  • Reduce surprises, expand involvement, commitment, and support for the change by communicating often.

  • Communicating change is like planting a garden.
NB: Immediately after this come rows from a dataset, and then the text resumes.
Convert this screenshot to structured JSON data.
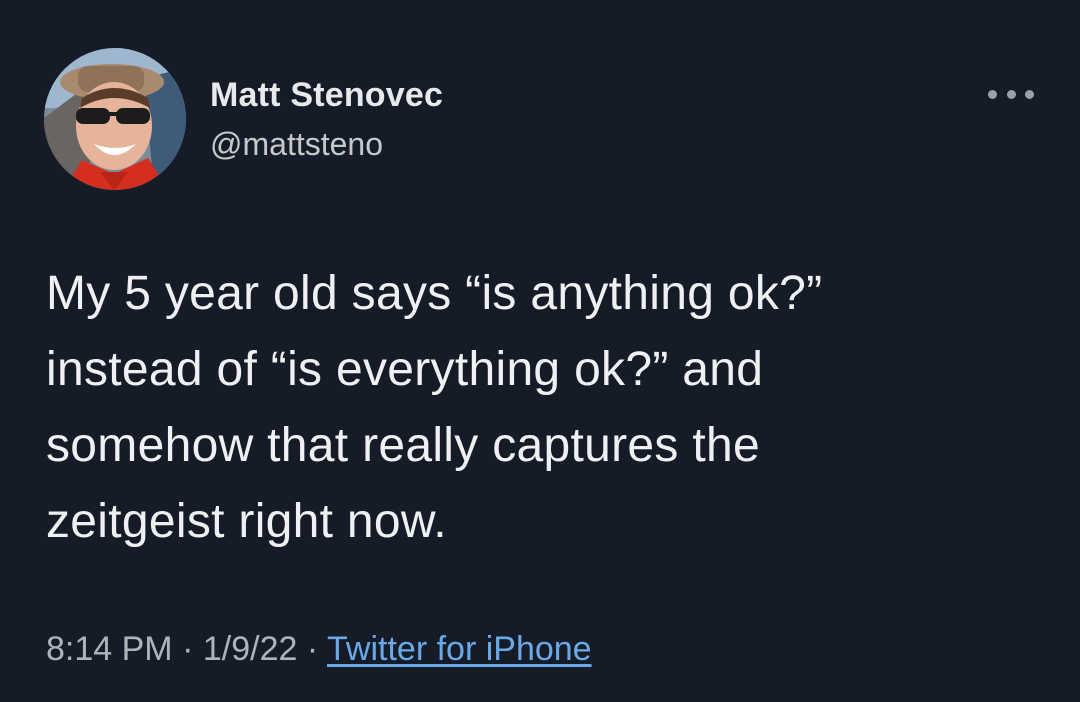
{
  "author": {
    "name": "Matt Stenovec",
    "handle": "@mattsteno"
  },
  "menu": {
    "icon": "more-horizontal-icon"
  },
  "tweet": {
    "lines": [
      "My 5 year old says “is anything ok?”",
      "instead of “is everything ok?” and",
      "somehow that really captures the",
      "zeitgeist right now."
    ]
  },
  "meta": {
    "time": "8:14 PM",
    "separator": "·",
    "date": "1/9/22",
    "source": "Twitter for iPhone"
  },
  "colors": {
    "background": "#161c27",
    "text": "#e7e9ea",
    "link": "#6aa8e8",
    "muted": "#aeb4ba"
  }
}
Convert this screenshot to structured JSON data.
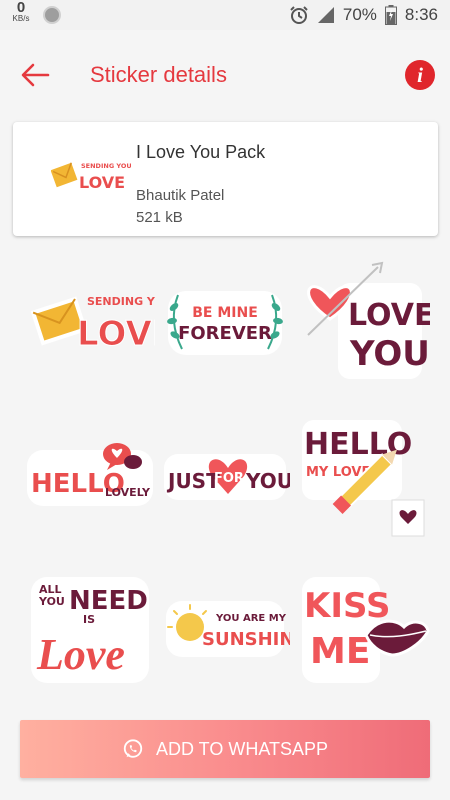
{
  "status_bar": {
    "speed_value": "0",
    "speed_unit": "KB/s",
    "battery_percent": "70%",
    "time": "8:36",
    "icons": [
      "alarm-icon",
      "signal-icon",
      "battery-icon"
    ]
  },
  "app_bar": {
    "title": "Sticker details",
    "back_icon": "arrow-left-icon",
    "info_label": "i",
    "accent_color": "#e5393f"
  },
  "pack": {
    "name": "I Love You Pack",
    "author": "Bhautik Patel",
    "size": "521 kB"
  },
  "stickers": [
    {
      "name": "sending-you-love",
      "top": "SENDING YOU",
      "main": "LOVE"
    },
    {
      "name": "be-mine-forever",
      "top": "BE MINE",
      "main": "FOREVER"
    },
    {
      "name": "love-you",
      "top": "LOVE",
      "main": "YOU"
    },
    {
      "name": "hello-lovely",
      "top": "HELLO",
      "main": "LOVELY"
    },
    {
      "name": "just-for-you",
      "top": "JUST",
      "mid": "FOR",
      "main": "YOU"
    },
    {
      "name": "hello-my-love",
      "top": "HELLO",
      "main": "MY LOVE"
    },
    {
      "name": "all-you-need-is-love",
      "top1": "ALL",
      "top2": "YOU",
      "top3": "NEED",
      "mid": "IS",
      "main": "Love"
    },
    {
      "name": "you-are-my-sunshine",
      "top": "YOU ARE MY",
      "main": "SUNSHINE"
    },
    {
      "name": "kiss-me",
      "top": "KISS",
      "main": "ME"
    }
  ],
  "add_button": {
    "label": "ADD TO WHATSAPP",
    "icon": "whatsapp-icon"
  }
}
Plant seeds into a receptive environment, nurture the seeds, and appreciate the time delay.

  • Communicate formally and informally

  • There are two main categories to communicate, the project work and the solution.

  • Project communication includes the project work i.e. what's the work, who's doing the work, when will the work start and end, i.e. status.

  • Project status is about work, schedule, budget, teams, and resources.

  • Solution communication includes what will change, how will we use the project's deliverables, and what are the new processes, tools, behaviors.

  • What are the key messages that need to be communicated?

  • What are the intended actions or behaviors of each communication?

  • Who needs to receive specific communications, who's the target audience?

  • Why do they need the information?

  • When do they need to receive the communications?

  • How will the communications be delivered?

  • What triggers do we need to be aware of to initiate specific communications?

  • Where are the people located that need specific communications?

  • Does a formal communication plan need to be developed?

  • Is there an employee communication and or public relations requirement?

  • Will customers and/or other external groups need specific communication?

  • Who is the communications contact when the project leader is not available?

  • Projects create change, identify who needs to be aware of the change, i.e. who's the target audience?

  • If the communication requirements were previously defined then review the requirements & Identify any changes that may have occurred since developing the initial requirements and how those changes may impact communication.

  • Determine formal and informal communication.

  • Recognize that very often the most effective communication is informal

  • Communicate, communicate, communicate